Maronite Patriarch and top Shiite cleric take opposing stances over judge investigating 2020 explosion

Beta V.1.0 - Powered by automated translation

Lebanese religious leaders have joined the heated debate over Tarek Bitar, the judge leading the investigation into the deadly 2020 port blast that killed more than 215 people.

Maronite Patriarch Bechara Al Rai said he hoped Mr Bitar, whose investigation has been heavily impeded, would continue “his work to uncover the truth”.

But leading Shiite cleric Ahmad Al Qabalan accused Mr Bitar of sedition and hinted that the judge was empowered by external forces.

Mr Al Qabalan is seen as close to Hezbollah, the Iran-backed armed group and political party which has had some of its allies charged by Mr Bitar as part of his probe.

The investigation has faced a high level of political resistance in a country where the judiciary is deeply politicised.

Critics of Mr Bitar, including Hezbollah, accuse him of overstepping his remit and of being influenced by the US.

But his supporters, including many families of the blast victims, see him as perhaps their last or best chance to find the truth over the explosion, which injured thousands and destroyed parts of Beirut.

After a 13-month blockage caused by legal complaints against him, Mr Bitar resumed his investigation last Monday. He charged Hassan Diab, prime minister at the time of the blast, a number of former ministers, top security officials and judges, including chief prosecutor Ghassan Oueidat.

But a day later, Mr Oueidat ordered the release of everyone detained over the explosion. He also told Mr Bitar that the investigation remained on hold and charged him with rebelling against the judiciary.

That led to two days of protests outside the Justice Palace. Bodyguards of Justice Minister Henry Khoury were accused of assaulting MPs who had gone inside the building to press him for answers.

Mr Rai said he hoped Mr Bitar would “seek the assistance of any international authority that might help in uncovering the truth”.

Families of the victims and some MPs say they lack faith in Lebanon’s and believe international support may be the only way to find justice.

Mr Rai said judges “are overbidding against each other, impeding the investigations of each other, releasing suspects en masse and arresting the relatives of the port victims”.

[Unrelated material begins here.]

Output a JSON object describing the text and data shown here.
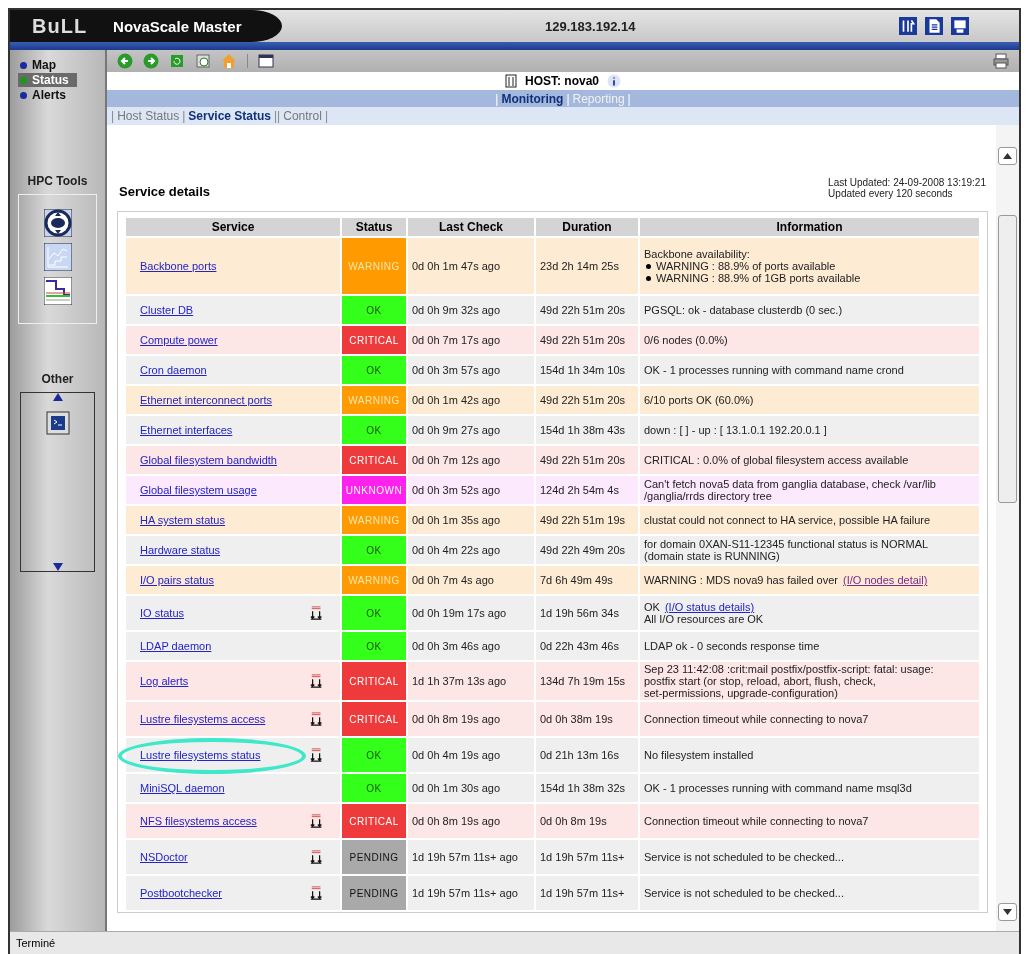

The blast on August 4, 2020, happened when a massive stock of ammonium nitrate caught fire. The highly explosive chemical had been stored at the port for years with the knowledge of the authorities.

Updated: January 30, 2023, 11:34 AM